- **WHAT TO WORK ON**:
Look through the data below and report how many lines include "label". Only the number should be given.

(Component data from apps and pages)

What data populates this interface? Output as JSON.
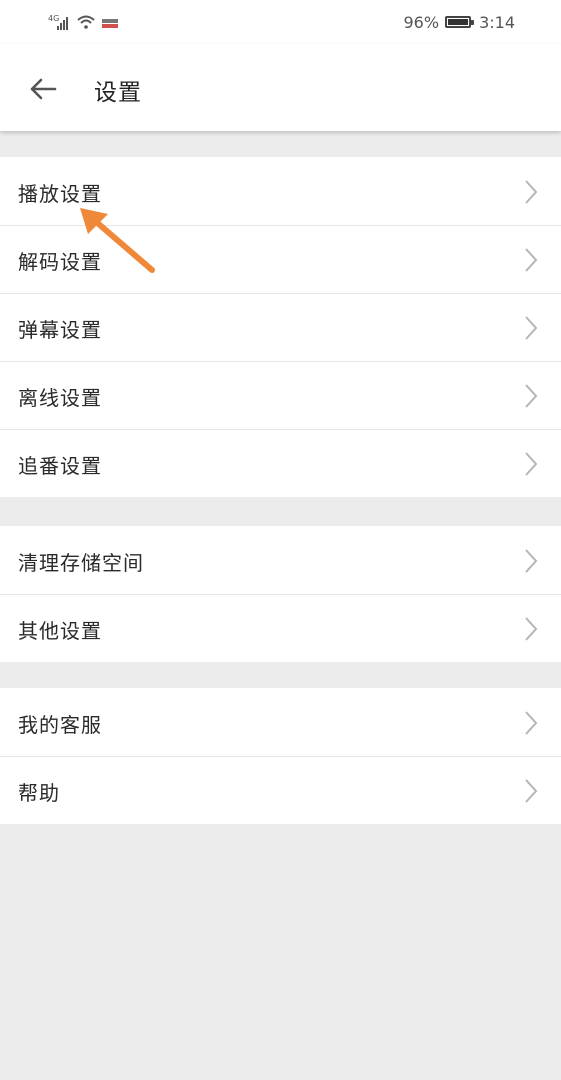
{
  "status_bar": {
    "network": "4G",
    "battery_percent": "96%",
    "time": "3:14"
  },
  "header": {
    "title": "设置"
  },
  "groups": [
    {
      "items": [
        {
          "label": "播放设置"
        },
        {
          "label": "解码设置"
        },
        {
          "label": "弹幕设置"
        },
        {
          "label": "离线设置"
        },
        {
          "label": "追番设置"
        }
      ]
    },
    {
      "items": [
        {
          "label": "清理存储空间"
        },
        {
          "label": "其他设置"
        }
      ]
    },
    {
      "items": [
        {
          "label": "我的客服"
        },
        {
          "label": "帮助"
        }
      ]
    }
  ],
  "colors": {
    "annotation_arrow": "#f0883a",
    "background": "#ececec",
    "chevron": "#b5b5b5"
  }
}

- **PROBLEM SOLUTION**:
9